For how rigid it is, you'll probably notice that there is a lot of room for variety, even with such a strict structure. The classic, rustic town is easy to find, but you'll notice that there is room for a royal city theme or even a big modern-city theme to follow this structure with ease. It's quite amazing, but not surprising - composers have written many amazing works using rigid structures and such.

Try it out - you'd be surprised how well this works (and don't forget to share your examples if you do try it  :razz:).

TL;DR, the form for a solid majority of jRPG town music follows as such: A - A' - B, or some variation thereof (such as an intro preceding the "A" section). A is relatively soft, A' is an elaboration of A, and B is fresh material. The Lufia theme follows this structure, as well, if you listen for it. The beginning of the Ragnarok theme also begins this way, though it takes an admitted turn by continuing to expand rather than repeat to the beginning. Soft instruments help evoke the mood, as well, but I feel that form really contributes to the whole thing.

Those are my thoughts on it.

Link to post
Share on other sites

Gario, I think you are absolutely right about the A - A' - B thing, and it's what I called a "predictable structure" earlier. It's something that creates the illusion that you "know the theme" in advance, even if you're listening to it for the first time. It's something that gives the listener the ability to hum along because they already have heard the first part, and the second part is a variation of this. I've been guilty doing this in some town themes I wrote myself, like this one here, or this one which is more festive, and even did it - to some extent - in a not so peaceful haunted town theme recently. All of them feature the basic structure you wrote about, and totally fit the stereotype, with the exception of the last one being in more minor keys and having a bit more of a mysterious undertone for obvious reasons.
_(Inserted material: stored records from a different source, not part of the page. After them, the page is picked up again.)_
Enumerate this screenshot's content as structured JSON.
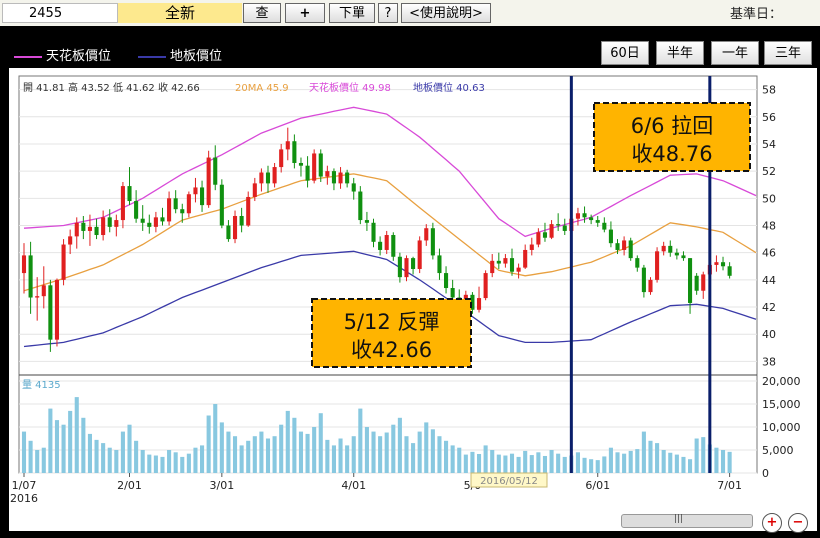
{
  "toolbar": {
    "stock_code": "2455",
    "stock_name": "全新",
    "search_label": "查",
    "add_label": "+",
    "order_label": "下單",
    "help_label": "?",
    "manual_label": "<使用說明>",
    "base_date_label": "基準日："
  },
  "legend": {
    "upper_band": "天花板價位",
    "lower_band": "地板價位",
    "upper_color": "#d84ad8",
    "lower_color": "#3a3aa8"
  },
  "ranges": [
    "60日",
    "半年",
    "一年",
    "三年"
  ],
  "info_line": {
    "ohlc": "開 41.81 高 43.52 低 41.62 收 42.66",
    "ma": "20MA 45.9",
    "upper": "天花板價位 49.98",
    "lower": "地板價位 40.63"
  },
  "volume_label": "量 4135",
  "annotations": [
    {
      "line1": "6/6 拉回",
      "line2": "收48.76",
      "date_index": 104
    },
    {
      "line1": "5/12 反彈",
      "line2": "收42.66",
      "date_index": 83
    }
  ],
  "cursor_date": "2016/05/12",
  "colors": {
    "up": "#e02020",
    "down": "#109010",
    "ma": "#e8a040",
    "volume": "#88c8e0",
    "vline": "#0a1e6a",
    "callout": "#ffb400"
  },
  "chart_data": {
    "type": "candlestick",
    "price_axis": {
      "ticks": [
        38,
        40,
        42,
        44,
        46,
        48,
        50,
        52,
        54,
        56,
        58
      ],
      "range": [
        37,
        59
      ]
    },
    "volume_axis": {
      "ticks": [
        "0",
        "5,000",
        "10,000",
        "15,000",
        "20,000"
      ],
      "range": [
        0,
        20000
      ]
    },
    "x_ticks": [
      {
        "label": "1/07\n2016",
        "index": 0
      },
      {
        "label": "2/01",
        "index": 16
      },
      {
        "label": "3/01",
        "index": 30
      },
      {
        "label": "4/01",
        "index": 50
      },
      {
        "label": "5/0",
        "index": 68
      },
      {
        "label": "6/01",
        "index": 87
      },
      {
        "label": "7/01",
        "index": 107
      }
    ],
    "n": 112,
    "series": [
      {
        "name": "天花板價位",
        "points": [
          [
            0,
            47.8
          ],
          [
            6,
            48
          ],
          [
            12,
            48.6
          ],
          [
            18,
            50
          ],
          [
            24,
            51.8
          ],
          [
            30,
            53.2
          ],
          [
            36,
            54.8
          ],
          [
            42,
            55.9
          ],
          [
            50,
            56.7
          ],
          [
            55,
            56.2
          ],
          [
            60,
            54.5
          ],
          [
            66,
            52
          ],
          [
            72,
            48.5
          ],
          [
            76,
            47.2
          ],
          [
            80,
            47.8
          ],
          [
            86,
            48.6
          ],
          [
            92,
            50.2
          ],
          [
            98,
            51.7
          ],
          [
            102,
            51.8
          ],
          [
            106,
            51.3
          ],
          [
            111,
            50.2
          ]
        ]
      },
      {
        "name": "地板價位",
        "points": [
          [
            0,
            39.1
          ],
          [
            6,
            39.4
          ],
          [
            12,
            40.1
          ],
          [
            18,
            41.3
          ],
          [
            24,
            42.7
          ],
          [
            30,
            43.8
          ],
          [
            36,
            44.9
          ],
          [
            42,
            45.8
          ],
          [
            50,
            46.1
          ],
          [
            55,
            45.5
          ],
          [
            60,
            44
          ],
          [
            66,
            42
          ],
          [
            72,
            39.9
          ],
          [
            76,
            39.4
          ],
          [
            80,
            39.4
          ],
          [
            86,
            39.6
          ],
          [
            92,
            40.9
          ],
          [
            98,
            42.1
          ],
          [
            102,
            42.2
          ],
          [
            106,
            41.9
          ],
          [
            111,
            41.1
          ]
        ]
      },
      {
        "name": "20MA",
        "points": [
          [
            0,
            43.2
          ],
          [
            6,
            44.1
          ],
          [
            12,
            45.1
          ],
          [
            18,
            46.6
          ],
          [
            24,
            48.4
          ],
          [
            30,
            49.2
          ],
          [
            36,
            50.3
          ],
          [
            42,
            51.3
          ],
          [
            50,
            51.8
          ],
          [
            55,
            51.3
          ],
          [
            60,
            49.3
          ],
          [
            66,
            47
          ],
          [
            72,
            44.7
          ],
          [
            76,
            44.3
          ],
          [
            80,
            44.6
          ],
          [
            86,
            45.3
          ],
          [
            92,
            46.5
          ],
          [
            98,
            48.2
          ],
          [
            102,
            47.9
          ],
          [
            106,
            47.5
          ],
          [
            111,
            46
          ]
        ]
      }
    ],
    "candles": [
      [
        44.5,
        46.7,
        43,
        45.8,
        9000
      ],
      [
        45.8,
        46.8,
        41.5,
        42.7,
        7000
      ],
      [
        42.7,
        44.2,
        41,
        42.8,
        5000
      ],
      [
        42.8,
        45,
        41.9,
        43.6,
        5500
      ],
      [
        43.6,
        44,
        38.7,
        39.6,
        14000
      ],
      [
        39.6,
        44.1,
        39.1,
        44,
        11500
      ],
      [
        44,
        47,
        43.6,
        46.6,
        10500
      ],
      [
        46.6,
        47.7,
        45.9,
        47.2,
        13500
      ],
      [
        47.2,
        48.6,
        46.3,
        48.2,
        16500
      ],
      [
        48.2,
        48.7,
        47,
        47.6,
        12000
      ],
      [
        47.6,
        48.8,
        46.5,
        47.9,
        8500
      ],
      [
        47.9,
        48.5,
        47,
        47.3,
        7200
      ],
      [
        47.3,
        49.1,
        46.9,
        48.6,
        6500
      ],
      [
        48.6,
        49.2,
        47.5,
        47.9,
        5500
      ],
      [
        47.9,
        48.8,
        47.2,
        48.4,
        5000
      ],
      [
        48.4,
        51.2,
        47.8,
        50.9,
        9000
      ],
      [
        50.9,
        52.3,
        49.5,
        49.8,
        10500
      ],
      [
        49.8,
        50.6,
        48.2,
        48.5,
        7000
      ],
      [
        48.5,
        49.5,
        47.6,
        48.2,
        5000
      ],
      [
        48.2,
        48.8,
        47.4,
        47.9,
        4000
      ],
      [
        47.9,
        49,
        47.5,
        48.6,
        3800
      ],
      [
        48.6,
        49.3,
        48,
        48.3,
        3500
      ],
      [
        48.3,
        50.5,
        48,
        50,
        5000
      ],
      [
        50,
        50.6,
        48.9,
        49.2,
        4500
      ],
      [
        49.2,
        49.6,
        48.2,
        48.9,
        3500
      ],
      [
        48.9,
        50.5,
        48.6,
        50.3,
        4200
      ],
      [
        50.3,
        51.5,
        49.7,
        50.8,
        5500
      ],
      [
        50.8,
        51.3,
        49,
        49.5,
        6000
      ],
      [
        49.5,
        53.5,
        49.3,
        53,
        12500
      ],
      [
        53,
        53.9,
        50.6,
        51,
        15000
      ],
      [
        51,
        51.4,
        47.8,
        48,
        11000
      ],
      [
        48,
        48.4,
        46.8,
        47,
        9000
      ],
      [
        47,
        49.1,
        46.7,
        48.7,
        8000
      ],
      [
        48.7,
        49.3,
        47.5,
        48,
        6000
      ],
      [
        48,
        50.5,
        47.9,
        50.1,
        7000
      ],
      [
        50.1,
        51.5,
        49.8,
        51.1,
        8000
      ],
      [
        51.1,
        52.2,
        50.5,
        51.9,
        9000
      ],
      [
        51.9,
        52.4,
        50.4,
        51.1,
        7500
      ],
      [
        51.1,
        52.6,
        50.8,
        52.3,
        8000
      ],
      [
        52.3,
        54,
        51.9,
        53.6,
        10500
      ],
      [
        53.6,
        55.2,
        52.8,
        54.2,
        13500
      ],
      [
        54.2,
        54.7,
        52.2,
        52.6,
        12000
      ],
      [
        52.6,
        53,
        51.6,
        52.4,
        9000
      ],
      [
        52.4,
        53.1,
        50.8,
        51.3,
        8500
      ],
      [
        51.3,
        53.6,
        51.1,
        53.3,
        10000
      ],
      [
        53.3,
        53.6,
        51.2,
        51.6,
        13000
      ],
      [
        51.6,
        52.4,
        51,
        52,
        7200
      ],
      [
        52,
        52.2,
        50.6,
        51.1,
        6000
      ],
      [
        51.1,
        52.3,
        50.7,
        51.9,
        7500
      ],
      [
        51.9,
        52.1,
        50.8,
        51.1,
        6000
      ],
      [
        51.1,
        51.5,
        49.9,
        50.5,
        8000
      ],
      [
        50.5,
        50.9,
        48.1,
        48.4,
        14000
      ],
      [
        48.4,
        49,
        47.6,
        48.2,
        10000
      ],
      [
        48.2,
        48.5,
        46.4,
        46.8,
        9000
      ],
      [
        46.8,
        47.2,
        45.8,
        46.2,
        8000
      ],
      [
        46.2,
        47.6,
        45.9,
        47.3,
        8800
      ],
      [
        47.3,
        47.5,
        45.4,
        45.7,
        10500
      ],
      [
        45.7,
        46,
        43.8,
        44.2,
        12000
      ],
      [
        44.2,
        45.8,
        43.9,
        45.6,
        8000
      ],
      [
        45.6,
        45.7,
        44.4,
        44.8,
        6500
      ],
      [
        44.8,
        47.2,
        44.5,
        46.9,
        9000
      ],
      [
        46.9,
        48.1,
        46.5,
        47.8,
        11000
      ],
      [
        47.8,
        48.2,
        45.5,
        45.8,
        9500
      ],
      [
        45.8,
        46.3,
        44,
        44.5,
        8000
      ],
      [
        44.5,
        45,
        43,
        43.4,
        7000
      ],
      [
        43.4,
        44,
        42.3,
        42.7,
        6000
      ],
      [
        42.7,
        43.3,
        41.9,
        42.2,
        5500
      ],
      [
        42.2,
        43.2,
        41.9,
        42.9,
        4000
      ],
      [
        42.9,
        43.1,
        41.5,
        41.8,
        4600
      ],
      [
        41.8,
        43.5,
        41.6,
        42.66,
        4135
      ],
      [
        42.66,
        44.7,
        42.5,
        44.5,
        6000
      ],
      [
        44.5,
        45.9,
        44.2,
        45.4,
        5000
      ],
      [
        45.4,
        46,
        44.8,
        45.2,
        4000
      ],
      [
        45.2,
        45.9,
        44.9,
        45.6,
        3800
      ],
      [
        45.6,
        46.3,
        44.3,
        44.6,
        4200
      ],
      [
        44.6,
        45.2,
        44.1,
        44.9,
        3500
      ],
      [
        44.9,
        46.6,
        44.8,
        46.2,
        4800
      ],
      [
        46.2,
        47.1,
        45.8,
        46.6,
        3900
      ],
      [
        46.6,
        47.8,
        46.4,
        47.5,
        4500
      ],
      [
        47.5,
        48.2,
        46.8,
        47.1,
        3700
      ],
      [
        47.1,
        48.4,
        47,
        48.1,
        5000
      ],
      [
        48.1,
        48.9,
        47.6,
        48,
        4200
      ],
      [
        48,
        48.5,
        47.3,
        47.6,
        3500
      ],
      [
        47.6,
        48.8,
        47.4,
        48.5,
        3800
      ],
      [
        48.5,
        49.3,
        48,
        48.9,
        4500
      ],
      [
        48.9,
        49.4,
        48.2,
        48.6,
        3300
      ],
      [
        48.6,
        48.8,
        48.1,
        48.4,
        3000
      ],
      [
        48.4,
        48.7,
        47.9,
        48.2,
        2800
      ],
      [
        48.2,
        48.6,
        47.5,
        47.7,
        3600
      ],
      [
        47.7,
        48.3,
        46.4,
        46.7,
        5500
      ],
      [
        46.7,
        47,
        45.9,
        46.2,
        4500
      ],
      [
        46.2,
        47.2,
        45.8,
        46.9,
        4200
      ],
      [
        46.9,
        47.1,
        45.4,
        45.6,
        4800
      ],
      [
        45.6,
        45.8,
        44.6,
        44.9,
        5200
      ],
      [
        44.9,
        45.1,
        42.7,
        43.1,
        9000
      ],
      [
        43.1,
        44.2,
        42.9,
        44,
        7000
      ],
      [
        44,
        46.4,
        43.8,
        46.1,
        6500
      ],
      [
        46.1,
        46.8,
        45.8,
        46.5,
        5000
      ],
      [
        46.5,
        46.9,
        45.7,
        46,
        4400
      ],
      [
        46,
        46.3,
        45.5,
        45.8,
        4000
      ],
      [
        45.8,
        46.1,
        45.4,
        45.6,
        3500
      ],
      [
        45.6,
        44.3,
        41.5,
        42.3,
        3000
      ],
      [
        44.3,
        44.5,
        42.9,
        43.2,
        7500
      ],
      [
        43.2,
        44.6,
        42.6,
        44.4,
        7800
      ],
      [
        44.4,
        45.4,
        43.9,
        45.1,
        6200
      ],
      [
        45.1,
        45.8,
        44.6,
        45.3,
        5500
      ],
      [
        45.3,
        45.7,
        44.7,
        45,
        5000
      ],
      [
        45,
        45.3,
        44.1,
        44.3,
        4600
      ]
    ]
  }
}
So maybe I helped answer your "why" question on this a bit :-)

Link to post
Share on other sites

If you ask me, this track feels not just like "town" but like "home town", in the tradition of say.....Chrono Trigger or Shining Force.  It combines equal parts optimism and innocence and sounds far too plucky and sweet for the world it's set in.  The point of this is to make a sharper contrast when the plot kicks off and the kingdom goes to hell.

 

Chrono Trigger: Peaceful Days

Shining Force II: Lively Town

Xenogears: My Village is Number One

Ocarina of Time: Kokiri Forest

 

These are all towns you begin the game in and the music is really important in the "Once upon a time, everything was good..." part of a story.  They're very bubbly and bouncy and like the theme of Prontera, there really isn't a shred of doubt that can be heard (I think that actually makes them kind of annoying after awhile).  There are PLENTY of examples of town themes that do not feel homey or sweet, but I think the earlier on in a game you encounter a town, the more likely it is to be a happy one and that's really for the benefit of the narrative.

 

Now that I've said all of that.....uhh....do you start Ragnarok Online in Prontera?  I've never played it... :oops:

Link to post
Share on other sites

Join the conversation

You can post now and register later. If you have an account, sign in now to post with your account.

Guest
Reply

×   Pasted as rich text.   Paste as plain text instead

  Only 75 emoji are allowed.

×   Your link has been automatically embedded.   Display as a link instead

×   Your previous content has been restored.   Clear editor

×   You cannot paste images directly. Upload or insert images from URL.

×
×
  • Create New...